Bicultural Urbanite Luke Berlin Summer Loving

Summer bliss at Teufelsberg.
Summer bliss at Teufelsberg. | © Luke Troynar

It’s happened again, thank god. The Berlin sun has returned from its annual sabbatical some place far, far away. From here on in, things escalate pretty quickly. The moment temperatures creep above 15 degrees, the number of people on the streets quadruples and shirt buttons start bursting open with unbridled gusto. The birds are singing, the drinks are flowing, and that peculiar German fondness for nakedness is finding its yearly stride—it’s time for Berlin summer loving.
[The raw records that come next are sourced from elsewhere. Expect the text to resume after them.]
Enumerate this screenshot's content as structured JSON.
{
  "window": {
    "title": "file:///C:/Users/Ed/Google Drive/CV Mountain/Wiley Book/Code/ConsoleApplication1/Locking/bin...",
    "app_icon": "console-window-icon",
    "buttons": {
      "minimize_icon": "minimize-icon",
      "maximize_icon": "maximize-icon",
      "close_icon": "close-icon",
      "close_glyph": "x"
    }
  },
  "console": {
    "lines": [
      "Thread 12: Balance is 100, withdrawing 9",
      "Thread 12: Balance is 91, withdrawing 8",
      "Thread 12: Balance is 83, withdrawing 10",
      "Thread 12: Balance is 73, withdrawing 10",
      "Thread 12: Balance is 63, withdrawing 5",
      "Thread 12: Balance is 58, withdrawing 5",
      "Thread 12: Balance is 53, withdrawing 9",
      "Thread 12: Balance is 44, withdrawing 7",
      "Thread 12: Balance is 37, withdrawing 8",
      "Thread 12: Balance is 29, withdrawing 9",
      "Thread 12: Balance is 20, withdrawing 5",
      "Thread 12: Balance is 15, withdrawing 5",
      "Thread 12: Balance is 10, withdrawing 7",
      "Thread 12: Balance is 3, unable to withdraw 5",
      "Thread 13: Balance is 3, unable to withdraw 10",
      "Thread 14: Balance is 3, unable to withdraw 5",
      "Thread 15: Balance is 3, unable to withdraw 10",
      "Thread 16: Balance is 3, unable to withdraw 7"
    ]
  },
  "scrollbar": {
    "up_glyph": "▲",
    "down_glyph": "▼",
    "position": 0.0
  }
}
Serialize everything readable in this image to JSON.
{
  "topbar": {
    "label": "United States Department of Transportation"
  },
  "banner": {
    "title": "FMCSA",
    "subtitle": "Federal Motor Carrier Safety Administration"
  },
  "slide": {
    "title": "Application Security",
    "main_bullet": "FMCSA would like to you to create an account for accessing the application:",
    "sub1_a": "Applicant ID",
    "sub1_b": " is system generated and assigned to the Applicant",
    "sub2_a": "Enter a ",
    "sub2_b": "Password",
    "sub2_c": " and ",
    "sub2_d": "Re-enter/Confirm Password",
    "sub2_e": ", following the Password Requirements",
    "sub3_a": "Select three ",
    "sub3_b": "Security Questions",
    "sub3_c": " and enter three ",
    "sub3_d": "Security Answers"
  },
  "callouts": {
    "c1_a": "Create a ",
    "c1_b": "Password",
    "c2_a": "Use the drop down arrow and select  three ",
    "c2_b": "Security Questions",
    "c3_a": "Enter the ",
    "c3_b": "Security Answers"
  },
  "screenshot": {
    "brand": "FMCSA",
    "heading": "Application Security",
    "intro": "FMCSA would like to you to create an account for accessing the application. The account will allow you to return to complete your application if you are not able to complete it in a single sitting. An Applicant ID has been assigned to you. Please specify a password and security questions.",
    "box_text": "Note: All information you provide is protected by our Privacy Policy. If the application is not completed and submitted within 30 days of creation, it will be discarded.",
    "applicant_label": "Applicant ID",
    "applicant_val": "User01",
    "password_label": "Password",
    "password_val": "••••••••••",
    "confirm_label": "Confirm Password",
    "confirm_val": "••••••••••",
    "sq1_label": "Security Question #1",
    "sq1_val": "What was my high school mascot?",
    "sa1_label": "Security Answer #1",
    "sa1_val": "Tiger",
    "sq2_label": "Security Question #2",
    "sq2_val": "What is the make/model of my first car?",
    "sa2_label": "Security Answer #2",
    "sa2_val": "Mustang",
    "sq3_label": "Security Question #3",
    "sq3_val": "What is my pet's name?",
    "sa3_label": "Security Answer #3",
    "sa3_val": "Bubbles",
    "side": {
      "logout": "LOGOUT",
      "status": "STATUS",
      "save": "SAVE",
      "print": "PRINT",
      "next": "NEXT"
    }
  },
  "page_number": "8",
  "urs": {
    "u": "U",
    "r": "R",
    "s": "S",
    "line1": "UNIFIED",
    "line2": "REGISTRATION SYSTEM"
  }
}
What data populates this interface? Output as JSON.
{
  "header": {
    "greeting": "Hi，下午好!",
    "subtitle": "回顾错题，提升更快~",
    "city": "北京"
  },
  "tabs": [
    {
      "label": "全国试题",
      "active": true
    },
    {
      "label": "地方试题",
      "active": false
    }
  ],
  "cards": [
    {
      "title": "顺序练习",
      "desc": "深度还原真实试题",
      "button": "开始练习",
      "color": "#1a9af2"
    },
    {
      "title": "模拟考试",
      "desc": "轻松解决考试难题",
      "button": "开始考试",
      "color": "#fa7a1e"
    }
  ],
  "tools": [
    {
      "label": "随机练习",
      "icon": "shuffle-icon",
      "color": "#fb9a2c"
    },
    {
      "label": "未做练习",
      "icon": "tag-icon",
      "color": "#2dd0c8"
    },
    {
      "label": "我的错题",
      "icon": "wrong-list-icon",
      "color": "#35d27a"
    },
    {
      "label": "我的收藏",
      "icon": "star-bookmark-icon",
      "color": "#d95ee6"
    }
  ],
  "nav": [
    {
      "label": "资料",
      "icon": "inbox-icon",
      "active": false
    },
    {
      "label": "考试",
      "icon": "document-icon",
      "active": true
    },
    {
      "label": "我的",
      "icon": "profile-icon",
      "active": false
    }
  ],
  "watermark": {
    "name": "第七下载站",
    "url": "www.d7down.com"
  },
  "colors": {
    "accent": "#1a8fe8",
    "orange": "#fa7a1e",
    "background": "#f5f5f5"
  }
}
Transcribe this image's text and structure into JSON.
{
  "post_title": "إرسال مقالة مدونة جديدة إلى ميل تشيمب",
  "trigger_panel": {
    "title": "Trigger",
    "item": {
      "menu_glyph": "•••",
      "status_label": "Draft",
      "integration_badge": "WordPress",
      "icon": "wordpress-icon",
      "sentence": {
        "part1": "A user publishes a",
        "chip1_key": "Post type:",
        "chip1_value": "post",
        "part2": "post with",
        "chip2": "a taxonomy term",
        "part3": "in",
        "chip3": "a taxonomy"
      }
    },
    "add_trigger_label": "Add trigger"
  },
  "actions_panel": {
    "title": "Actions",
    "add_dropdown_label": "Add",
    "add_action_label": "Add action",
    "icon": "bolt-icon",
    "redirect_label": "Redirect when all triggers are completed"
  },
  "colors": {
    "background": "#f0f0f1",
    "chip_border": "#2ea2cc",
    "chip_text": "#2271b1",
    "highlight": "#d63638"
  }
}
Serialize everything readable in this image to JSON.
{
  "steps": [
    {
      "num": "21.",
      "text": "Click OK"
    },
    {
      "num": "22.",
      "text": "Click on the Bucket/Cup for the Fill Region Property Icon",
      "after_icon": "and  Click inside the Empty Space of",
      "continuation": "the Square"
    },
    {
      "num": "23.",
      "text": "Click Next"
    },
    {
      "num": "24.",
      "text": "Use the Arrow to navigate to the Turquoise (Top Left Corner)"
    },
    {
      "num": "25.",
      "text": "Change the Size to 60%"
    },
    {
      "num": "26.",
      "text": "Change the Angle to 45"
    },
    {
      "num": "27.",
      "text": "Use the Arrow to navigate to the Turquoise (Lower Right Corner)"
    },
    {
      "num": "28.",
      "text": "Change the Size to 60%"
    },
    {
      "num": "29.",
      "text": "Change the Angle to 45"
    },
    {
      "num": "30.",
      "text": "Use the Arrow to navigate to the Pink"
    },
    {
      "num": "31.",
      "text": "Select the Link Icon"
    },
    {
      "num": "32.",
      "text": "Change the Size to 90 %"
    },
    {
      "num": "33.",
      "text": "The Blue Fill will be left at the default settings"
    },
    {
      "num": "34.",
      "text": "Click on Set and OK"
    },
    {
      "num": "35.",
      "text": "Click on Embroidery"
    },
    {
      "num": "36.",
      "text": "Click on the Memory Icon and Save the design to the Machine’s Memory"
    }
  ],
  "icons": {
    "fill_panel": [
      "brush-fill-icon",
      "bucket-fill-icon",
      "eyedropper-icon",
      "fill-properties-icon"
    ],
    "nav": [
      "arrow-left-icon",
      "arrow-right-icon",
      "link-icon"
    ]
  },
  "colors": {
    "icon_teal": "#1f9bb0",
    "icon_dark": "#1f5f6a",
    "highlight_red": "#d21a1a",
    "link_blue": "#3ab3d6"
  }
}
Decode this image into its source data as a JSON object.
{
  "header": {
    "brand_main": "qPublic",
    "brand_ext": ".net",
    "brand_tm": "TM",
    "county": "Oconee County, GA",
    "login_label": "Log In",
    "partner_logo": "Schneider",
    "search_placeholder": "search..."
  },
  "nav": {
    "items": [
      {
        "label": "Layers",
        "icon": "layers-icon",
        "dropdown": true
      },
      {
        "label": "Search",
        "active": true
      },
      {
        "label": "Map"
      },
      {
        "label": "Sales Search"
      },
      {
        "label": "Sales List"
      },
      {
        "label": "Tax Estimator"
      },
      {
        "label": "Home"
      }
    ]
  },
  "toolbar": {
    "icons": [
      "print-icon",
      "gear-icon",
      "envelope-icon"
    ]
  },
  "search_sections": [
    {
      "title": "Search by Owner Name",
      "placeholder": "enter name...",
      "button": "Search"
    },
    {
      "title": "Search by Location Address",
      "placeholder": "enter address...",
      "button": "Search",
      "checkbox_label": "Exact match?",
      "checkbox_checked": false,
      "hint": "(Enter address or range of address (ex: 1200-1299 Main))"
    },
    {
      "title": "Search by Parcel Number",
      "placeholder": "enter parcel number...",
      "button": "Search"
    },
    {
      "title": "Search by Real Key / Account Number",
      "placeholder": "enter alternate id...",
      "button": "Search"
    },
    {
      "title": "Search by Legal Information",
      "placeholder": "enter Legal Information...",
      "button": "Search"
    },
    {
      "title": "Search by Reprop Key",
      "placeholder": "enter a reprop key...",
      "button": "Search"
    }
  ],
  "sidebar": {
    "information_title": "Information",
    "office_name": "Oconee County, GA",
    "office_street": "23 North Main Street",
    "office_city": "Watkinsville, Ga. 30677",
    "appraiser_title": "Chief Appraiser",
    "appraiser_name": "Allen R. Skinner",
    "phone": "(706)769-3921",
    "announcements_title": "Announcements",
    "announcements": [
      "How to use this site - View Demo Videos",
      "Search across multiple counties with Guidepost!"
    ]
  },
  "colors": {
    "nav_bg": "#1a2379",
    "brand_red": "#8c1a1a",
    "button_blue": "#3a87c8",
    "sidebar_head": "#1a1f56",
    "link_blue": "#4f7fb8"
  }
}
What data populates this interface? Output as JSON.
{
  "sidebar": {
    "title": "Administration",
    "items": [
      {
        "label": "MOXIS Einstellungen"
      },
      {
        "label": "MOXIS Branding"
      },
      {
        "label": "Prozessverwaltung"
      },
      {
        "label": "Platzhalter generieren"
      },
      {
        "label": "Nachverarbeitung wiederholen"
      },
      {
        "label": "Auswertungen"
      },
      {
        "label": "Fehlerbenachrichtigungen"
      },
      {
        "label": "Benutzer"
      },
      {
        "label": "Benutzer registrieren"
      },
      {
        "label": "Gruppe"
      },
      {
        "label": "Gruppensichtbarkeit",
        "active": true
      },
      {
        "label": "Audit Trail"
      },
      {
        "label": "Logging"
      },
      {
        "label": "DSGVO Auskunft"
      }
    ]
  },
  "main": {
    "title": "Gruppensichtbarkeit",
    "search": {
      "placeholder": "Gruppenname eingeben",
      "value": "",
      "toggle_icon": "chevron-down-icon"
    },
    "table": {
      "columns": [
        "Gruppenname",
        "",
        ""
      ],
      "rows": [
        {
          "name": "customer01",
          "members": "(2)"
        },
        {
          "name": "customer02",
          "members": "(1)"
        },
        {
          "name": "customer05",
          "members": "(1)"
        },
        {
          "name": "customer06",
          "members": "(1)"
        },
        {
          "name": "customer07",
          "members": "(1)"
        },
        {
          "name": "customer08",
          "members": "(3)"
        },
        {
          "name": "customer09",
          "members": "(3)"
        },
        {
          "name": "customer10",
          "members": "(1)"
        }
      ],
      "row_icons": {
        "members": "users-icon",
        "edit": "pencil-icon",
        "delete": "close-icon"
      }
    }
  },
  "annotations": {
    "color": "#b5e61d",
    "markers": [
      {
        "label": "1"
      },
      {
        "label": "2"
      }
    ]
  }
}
Since I previously detailed my Australian-native woes of surviving the long Berlin winters, it seems only fair to give the summertime the sterling write-up it deserves. For Berlin is a city of two faces—a seasonal duality so severe it sends well-heeled expats fleeing to sunnier getaways for a sizeable chunk of each year. I know a lovely Kiwi who used to do exactly that: every year he would live six months in Berlin, running some great events, and then head back to New Zealand once the frost started to gather on the old-country cobblestone. I don’t believe I ever saw him without a grin from ear to ear.

Things are heating up along the canal in Kreuzberg. Things are heating up along the canal in Kreuzberg. | © Luke Troynar That said, it can be a beautiful thing to battle through your first grey Berlin winter and come out the other end to witness the whole city suddenly blossom into colour. Like any good treat, it’s all the sweeter when you feel you’ve earned it. And come late April, as a host of seasonal venues along handsome canals are reopening their doors, and quaint strawberry stands are popping up at train stations like summer signposts on the journey to your favourite lakeside hangouts, you know you’ve earned it. The kinder face of Germany’s capital has emerged and, for a short while at least, the good mood is unanimous.
There’s one element of Berlin’s summer season, however, that remains more contentious: the heavy influx of tourists. By the time peak season rolls around in June/July, it can start to feel as if there’s twice as many people in town. And many Berliners—the genuine locals, the longtime settlers from around Germany, the well-seasoned expats—find the hordes of visitors moseying their way through Berlin’s cultural and party scenes nothing but an irksome thorn in their summertime side. I personally find the rush of fresh faces mostly invigorating.

Summer sunsets on Maybachufer. Summer sunsets on Maybachufer. | © Luke Troynar Granted, it’s annoying when large groups of dawdlers clog up the streets and swamp public transport; and of course there’ll always be that appalling brand of tourist who rubs everyone the wrong way. But one mustn’t forget many ‘real’ Berlin settlers were once tourists, too. I’ll certainly always remember my first two-week holiday here soaking up the European sun, long before I had finessed the correct etiquette for placating the locals and blending in. Despite my complete ignorance at the time—or maybe precisely because of it?—that fortnight sticks in my memory as one of the best intervals of my life, and there’s a certain pleasure to watching the latest summer arrivals get their turn.
Love or hate the rush of holidaymakers, one thing is for sure: as an Australian accustomed to an entirely different range of seasons, the glory of Berlin summer is something you have to experience first-hand to really understand. Since temperatures ‘dropping’ to 15 degrees in Melbourne mean my mother cranking up the central heating, it’s initially quite a sight to see folk getting all nude and gleeful in central city parks on what seems a slightly nippy day. Then you settle in, a bunch of years whirl by, and before you know it you’re ripping off your own clothes with a vengeance on a mild spring day. Perhaps that’s what it really means to ‘be’ a ‘Berliner’.